How can store clerks encourage customers to give up their data? “If a customer asks why they need to give us their name and address, we tell them we would like to add them to our mailing list,” says Joe Mediate, CEO/chief marketing officer at children’s furniture and apparel merchant Koo Koo Bear Kids, which opened its first retail location in April. “If customers agree to give us that information, chances are they will be a qualified lead.”

Naturally, the information collected must be correct. And some believe your chances of getting it right are better if the customer inputs the data rather than the clerk.

Some merchants will ask the customer to fill out a form to receive a loyalty club card, even if it means just getting a name and an e-mail address at the checkout and then having customers enter their own information after they receive confirmation e-mails.

If the information entered by the merchant is incorrect, it causes all sorts of customer service issues — not to mention back-end problems such as incorrect mailings.

Austin Bliss, president of e-mail marketing services firm Fresh Address, says an incorrect e-mail address can lead to unfulfilled promises by the retailer.

“If you promise to e-mail a customer a $5 coupon for enrolling in your loyalty club, and you send it to a bad e-mail address, you are not fulfilling your promise,” Bliss says. “That becomes a customer service problem, and suddenly you have additional cost and increased load on your call center, because customers will call asking why they didn’t receive the coupon.”

The best practice for accepting the customer information is to enter it right in the POS. And if the POS includes real-time address verification software, most of these issues can be thwarted instantly, Experian QAS’s McMannis says.

Using his company’s Findit and Matchit software programs as an example, McMannis says the system will red-flag an incorrect address as it’s being entered into the POS, which allows the clerk to verify what may not match up with the U.S. Postal Service’s database.

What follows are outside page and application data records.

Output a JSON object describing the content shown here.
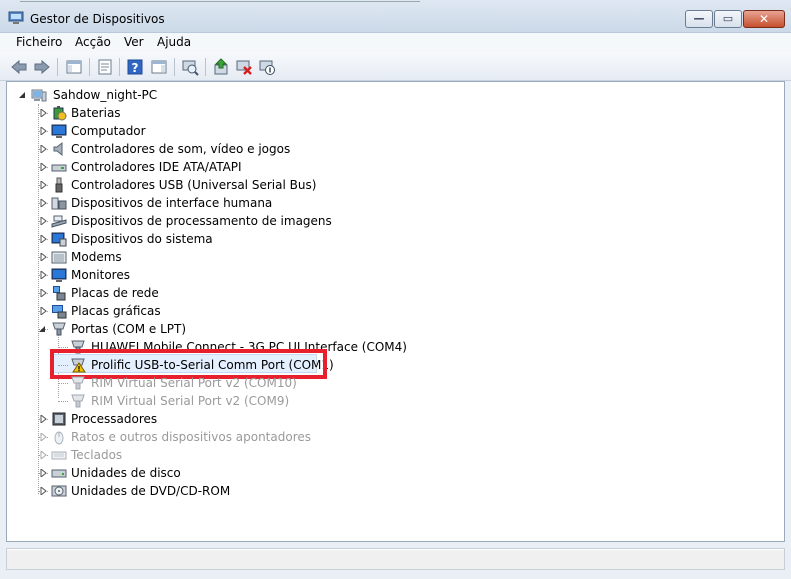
{
  "window": {
    "title": "Gestor de Dispositivos",
    "close_glyph": "✕",
    "restore_glyph": "▭",
    "minimize_glyph": "—"
  },
  "menu": [
    "Ficheiro",
    "Acção",
    "Ver",
    "Ajuda"
  ],
  "toolbar_icons": [
    "back-arrow-icon",
    "forward-arrow-icon",
    "show-hide-console-tree-icon",
    "properties-icon",
    "help-icon",
    "show-action-pane-icon",
    "scan-hardware-icon",
    "update-driver-icon",
    "uninstall-icon",
    "disable-icon"
  ],
  "tree": {
    "root": "Sahdow_night-PC",
    "items": [
      "Baterias",
      "Computador",
      "Controladores de som, vídeo e jogos",
      "Controladores IDE ATA/ATAPI",
      "Controladores USB (Universal Serial Bus)",
      "Dispositivos de interface humana",
      "Dispositivos de processamento de imagens",
      "Dispositivos do sistema",
      "Modems",
      "Monitores",
      "Placas de rede",
      "Placas gráficas",
      "Portas (COM e LPT)"
    ],
    "ports_children": [
      "HUAWEI Mobile Connect - 3G PC UI Interface (COM4)",
      "Prolific USB-to-Serial Comm Port (COM1)",
      "RIM Virtual Serial Port v2 (COM10)",
      "RIM Virtual Serial Port v2 (COM9)"
    ],
    "items_after": [
      "Processadores",
      "Ratos e outros dispositivos apontadores",
      "Teclados",
      "Unidades de disco",
      "Unidades de DVD/CD-ROM"
    ]
  },
  "colors": {
    "highlight": "#e8202e",
    "warning": "#f2c200",
    "selection": "#e4efff"
  }
}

The most common: A zip code that gets re-zoned, a missing apartment number, or a new subdivision that may not appear in the USPS database yet.

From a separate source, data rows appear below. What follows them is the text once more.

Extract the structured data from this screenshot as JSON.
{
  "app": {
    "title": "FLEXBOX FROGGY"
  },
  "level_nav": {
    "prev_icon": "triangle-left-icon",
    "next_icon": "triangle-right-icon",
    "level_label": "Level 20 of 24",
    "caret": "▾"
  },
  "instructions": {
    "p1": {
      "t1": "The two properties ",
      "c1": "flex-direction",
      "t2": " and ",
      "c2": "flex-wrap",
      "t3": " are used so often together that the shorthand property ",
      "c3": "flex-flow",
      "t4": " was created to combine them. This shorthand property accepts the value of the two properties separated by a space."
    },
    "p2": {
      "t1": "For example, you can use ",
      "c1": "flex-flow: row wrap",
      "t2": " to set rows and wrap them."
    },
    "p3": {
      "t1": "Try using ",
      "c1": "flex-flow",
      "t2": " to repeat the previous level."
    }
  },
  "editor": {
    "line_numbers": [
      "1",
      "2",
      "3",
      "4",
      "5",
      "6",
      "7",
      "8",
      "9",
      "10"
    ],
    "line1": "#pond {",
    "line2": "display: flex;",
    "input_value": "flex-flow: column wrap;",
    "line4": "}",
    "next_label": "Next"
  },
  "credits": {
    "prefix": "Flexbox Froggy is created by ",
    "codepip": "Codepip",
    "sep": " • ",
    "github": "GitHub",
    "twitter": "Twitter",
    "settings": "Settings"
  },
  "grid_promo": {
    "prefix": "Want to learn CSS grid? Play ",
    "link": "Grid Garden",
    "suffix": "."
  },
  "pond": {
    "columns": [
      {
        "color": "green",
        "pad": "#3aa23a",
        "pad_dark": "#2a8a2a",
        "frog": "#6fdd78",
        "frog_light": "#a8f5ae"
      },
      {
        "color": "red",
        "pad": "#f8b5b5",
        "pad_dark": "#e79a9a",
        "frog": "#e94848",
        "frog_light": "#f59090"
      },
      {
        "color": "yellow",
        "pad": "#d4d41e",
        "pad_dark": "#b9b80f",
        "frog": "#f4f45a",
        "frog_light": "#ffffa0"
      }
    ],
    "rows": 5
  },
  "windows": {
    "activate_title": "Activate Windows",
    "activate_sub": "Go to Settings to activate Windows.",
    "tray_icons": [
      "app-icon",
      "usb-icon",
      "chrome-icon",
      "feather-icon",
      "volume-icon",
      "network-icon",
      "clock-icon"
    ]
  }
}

In a case like a new subdivision — or for Saks Fifth Avenue customers, an international address — the clerk can bypass the address entry and proceed with the transaction.

But even if the address is entered correctly by the clerk, Bliss believes there is no substitution for proper list hygiene. Bliss is in favor of batch processing those names to ensure that undetectable information such as bad e-mail addresses are fixed.

If an e-mail address is entered incorrectly, there’s a good chance it may never get fixed. But Bliss says that, too, can be taken care of with retail training.

“If the clerk is not given an incentive to keystroke the address correctly, your attempt to collect e-mail addresses is going to backfire,” Bliss says. “You should establish a standard for the clerks, like a goal based on deliverable e-mail addresses vs. the number of e-mail addresses entered.”

MARKET SNAPSHOT: GENERAL MERCHANDISE

UNIVERSE GETTING SMALLER

THE GENERAL MERCHANDISE CATEGORY LOST 607,000 NAMES between the second quarter of 2008 and the same period this year, according to New York-based list services firm ParadyszMatera.

Though the segment grew from 20.8 million in the second quarter of 2008 to 21.6 million in the third quarter of 2008, ParadyszMatera says the pool of general merchandise buyer names is going to take a huge hit. That’s because J.C. Penney — which has the largest of all the general merchandise buyer files — decided in the third quarter of this year to remove its 2.6 million names from the market.

More house files in the segment are seeing a decline in names than a lift. Thirty-two percent of general merchandise lists fell by 10% or less, and 21% are seeing a drop of 11% or more. In contrast, 7% of general merchants grew their house files 10% or less, and 29% grew their house files 11% or more.

And with the number of names down, the value of general merchandise lists is rising. The average rental price has risen 1.4%, to $104.69 per thousand names, since the second quarter of 2007.
TP